Below you can see the last part of the route followed by NASA 817 (screenshot from Flightradar24.)

NASA FR24

Here are some images sent us by our friends at the APS (Associação Portugal Spotters) showing the DC-8 arriving at Lajes in the afternoon on Aug. 17.

Image credit: APS – Associação Portugal Spotters

Salva

The F-35A has started tailhook testing at Edwards AFB

Even the conventional variant of the Joint Strike Fighter must be prepared to use the tailhook to face directional control issues or braking failures.

Tailhook landings by land-based aircraft are used in emergency situations to arrest a plane experiencing a failure that could imply a braking malfunction.

That’s why almost all U.S. combat aircraft have a tailhook, including the U.S. Air Force’s new F-35A Joint Strike Fighter.

According to an Air Force release, the JSF Integrated Test Force have started the first set of tests for the F-35A’s tailhook at Edwards Air Force Base, California. Although F-35s have landed using a tailhook before, they did not catch the arresting wire at the speeds and weights being tested now.

F-35A tailhook tests

Since the tailhooks on the land-based aircraft are used rarely, they are designed as a one-time use device, as opposed to the Navy tailhooks. For this reason the F-35C (the carrier variant used by the Navy) has a significantly more robust tailhook that can be used for several thousands deploy-engage-retract-stow cycles.

The initial testing saw the F-35A AF-04 from the 461st FLTS (Flight Test Squadron) reach 180 knots over the ground, deploy the hook to catch an arresting cable in place and safely come to a stop.

The procedure was filmed by high-speed cameras for later review while telemetry data was collected.

“In the big picture, the F-35A tailhook is designed to stop the jet in an emergency primarily,” said Maj. Corey Florendo, 461st Flight Test Squadron project test pilot. “We have to make sure the system works as designed and as specified.

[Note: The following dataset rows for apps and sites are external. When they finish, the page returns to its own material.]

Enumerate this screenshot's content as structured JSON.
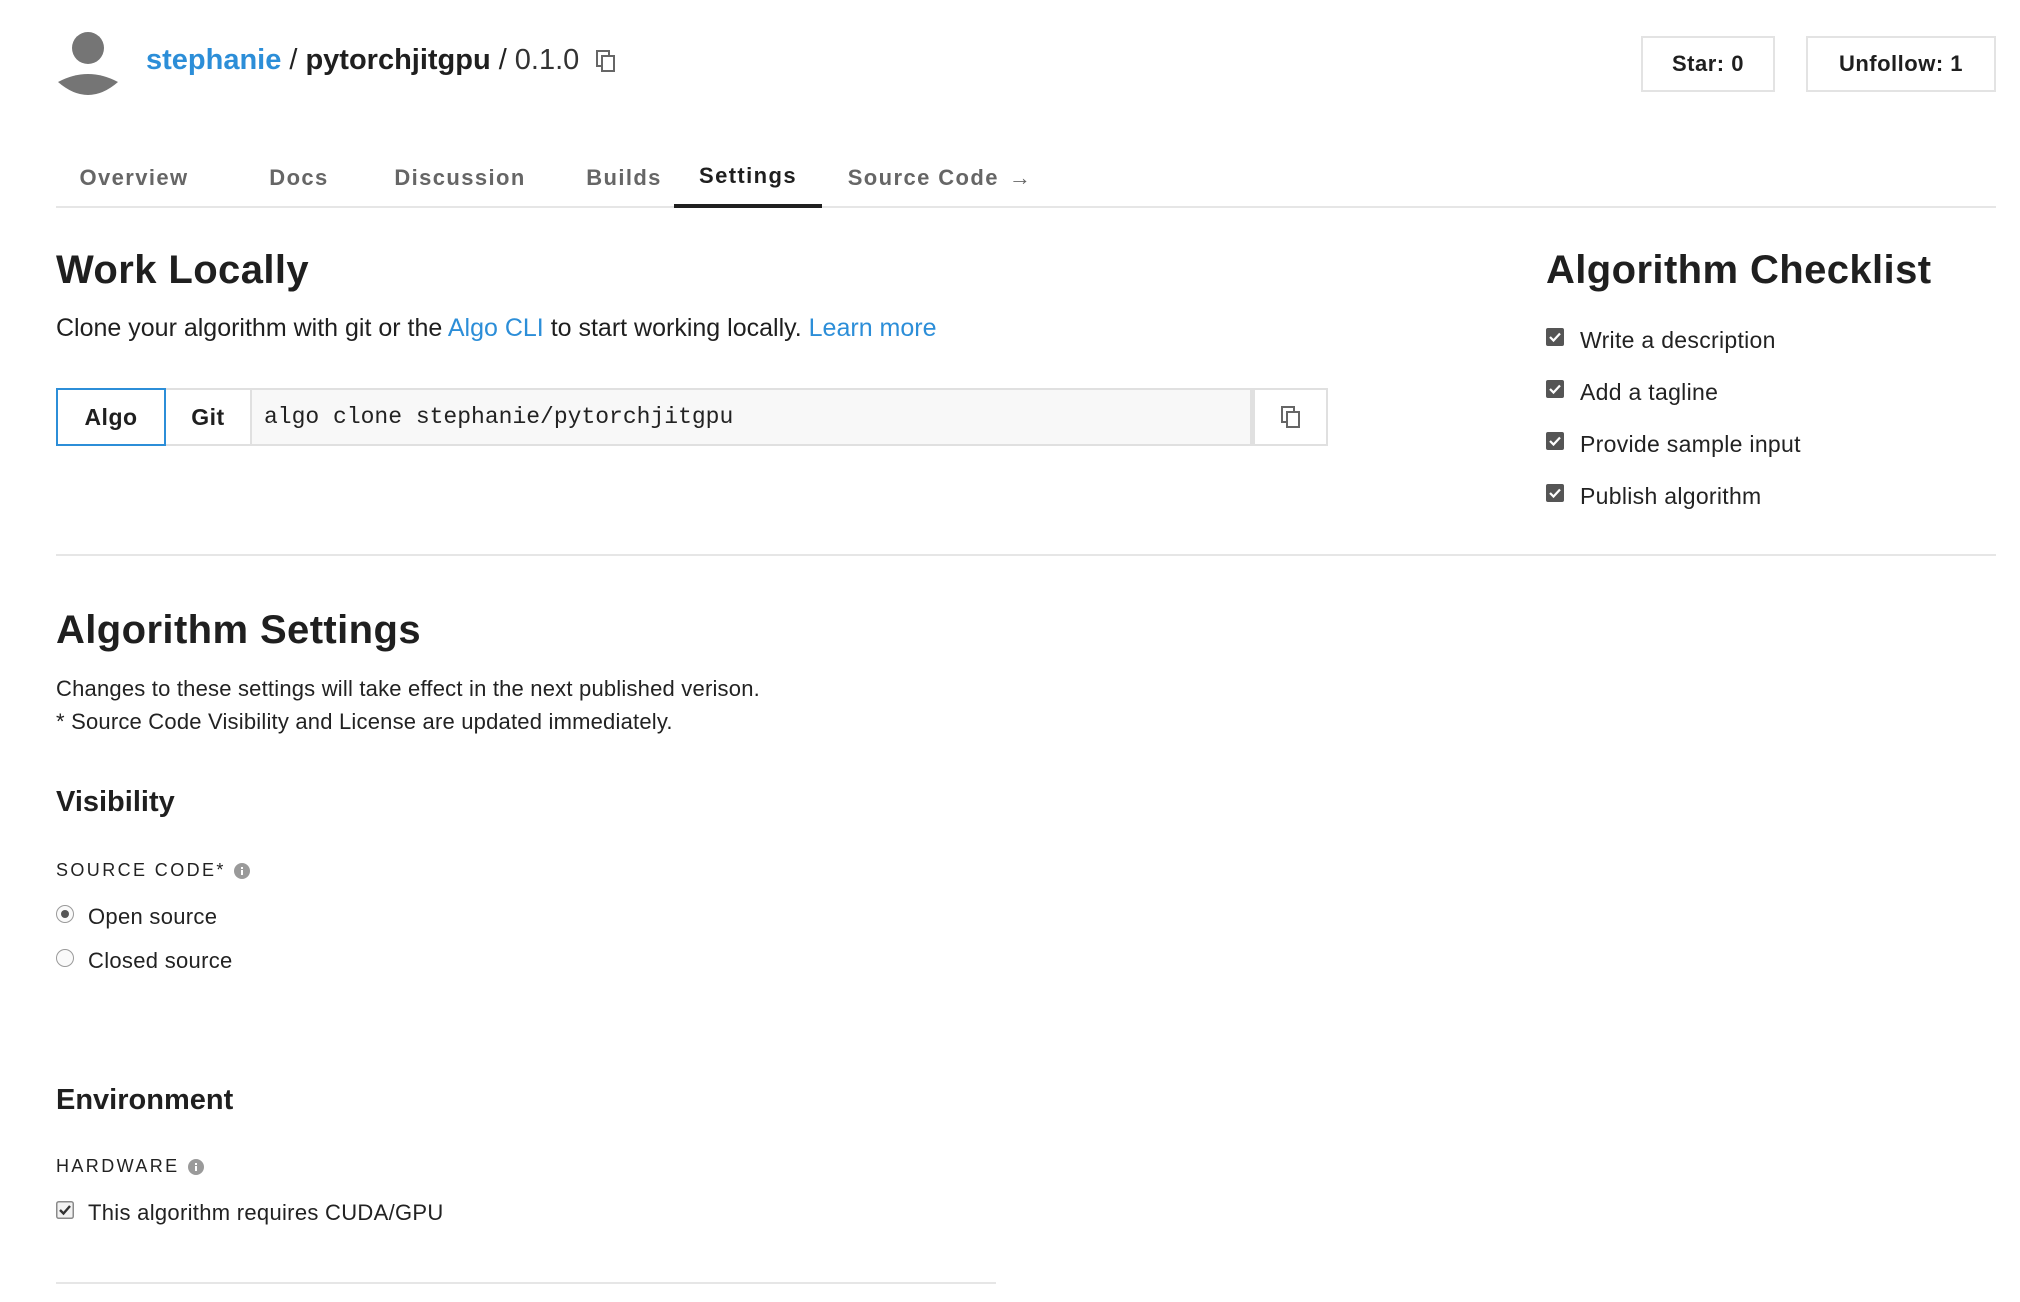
{
  "header": {
    "owner": "stephanie",
    "separator": "/",
    "algorithm": "pytorchjitgpu",
    "version_sep": "/",
    "version": "0.1.0",
    "star_label": "Star: 0",
    "unfollow_label": "Unfollow: 1"
  },
  "tabs": [
    {
      "label": "Overview"
    },
    {
      "label": "Docs"
    },
    {
      "label": "Discussion"
    },
    {
      "label": "Builds"
    },
    {
      "label": "Settings"
    },
    {
      "label": "Source Code"
    }
  ],
  "active_tab": "Settings",
  "work_locally": {
    "title": "Work Locally",
    "desc_prefix": "Clone your algorithm with git or the ",
    "algo_cli_link": "Algo CLI",
    "desc_middle": " to start working locally. ",
    "learn_more_link": "Learn more",
    "algo_button": "Algo",
    "git_button": "Git",
    "clone_command": "algo clone stephanie/pytorchjitgpu",
    "selected_method": "Algo"
  },
  "checklist": {
    "title": "Algorithm Checklist",
    "items": [
      {
        "label": "Write a description",
        "checked": true
      },
      {
        "label": "Add a tagline",
        "checked": true
      },
      {
        "label": "Provide sample input",
        "checked": true
      },
      {
        "label": "Publish algorithm",
        "checked": true
      }
    ]
  },
  "settings": {
    "title": "Algorithm Settings",
    "desc_line1": "Changes to these settings will take effect in the next published verison.",
    "desc_line2": "* Source Code Visibility and License are updated immediately.",
    "visibility": {
      "title": "Visibility",
      "source_code_label": "SOURCE CODE*",
      "options": [
        {
          "label": "Open source",
          "selected": true
        },
        {
          "label": "Closed source",
          "selected": false
        }
      ]
    },
    "environment": {
      "title": "Environment",
      "hardware_label": "HARDWARE",
      "gpu_label": "This algorithm requires CUDA/GPU",
      "gpu_checked": true
    }
  },
  "colors": {
    "link": "#2c8ed8",
    "text": "#1f1f1f",
    "border": "#e6e6e6",
    "checkbox": "#555555"
  }
}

We’re out there to verify the performance of the system, up to and including the worst case conditions we can possibly envision.”

According to the U.S. Air Force AF-04 had several successful engagements with the tailhook and arresting cable, which will clear the path for additional tests coming up, including different set ups (for instance with the plane not in the center of the runway).

F-35A tailhook emergency vehicles

Image credit: U.S. Air Force

 

Six U.S. Air Force F-35As have arrived at Mountain Home AFB for the type’s first simulated deployment

First simulated deployment for the U.S. Air Force F-35A Lightning IIs.

Taken on Feb. 8, 2016 the following pictures feature six F-35A Lightning IIs belonging to the 31st Test and Evaluation Squadron (TES) from Edwards Air Force Base, California, arriving at Mountain Home Air Force Base, Idaho, for the fifth generation aircraft’s first simulated deployment test, that is expected to last about a month.

Three key initial operational capability mission sets will be tested by the 31st TES : suppression of enemy air defenses, close air support and air interdiction.

F-35As deployment

This test is conducted to assess the deployment capability of an F-35A squadron and its outcome will set the benchmark capability for the Air Force to declare F-35A IOC (initial operational capability) scheduled for this fall.

Noteworthy Mountain Home AFB has been selected to host the simulated deployment because it can provide a secure environment with ranges to employ fourth-generation aircraft as well: in fact during their stay in Idaho the six F-35As will integrate with F-15E Strike Eagles belonging to the 366th Fighter Wing from Mountain Home Air Force Base and A-10 Thunderbolt IIs belonging to the 124th Fighter Wing from Gowen Field, Idaho.

Mountain Home F-35As

Image credit: Senior Airman Jeremy L. Mosier and Tech. Sgt. Samuel Morse / U.S. Air Force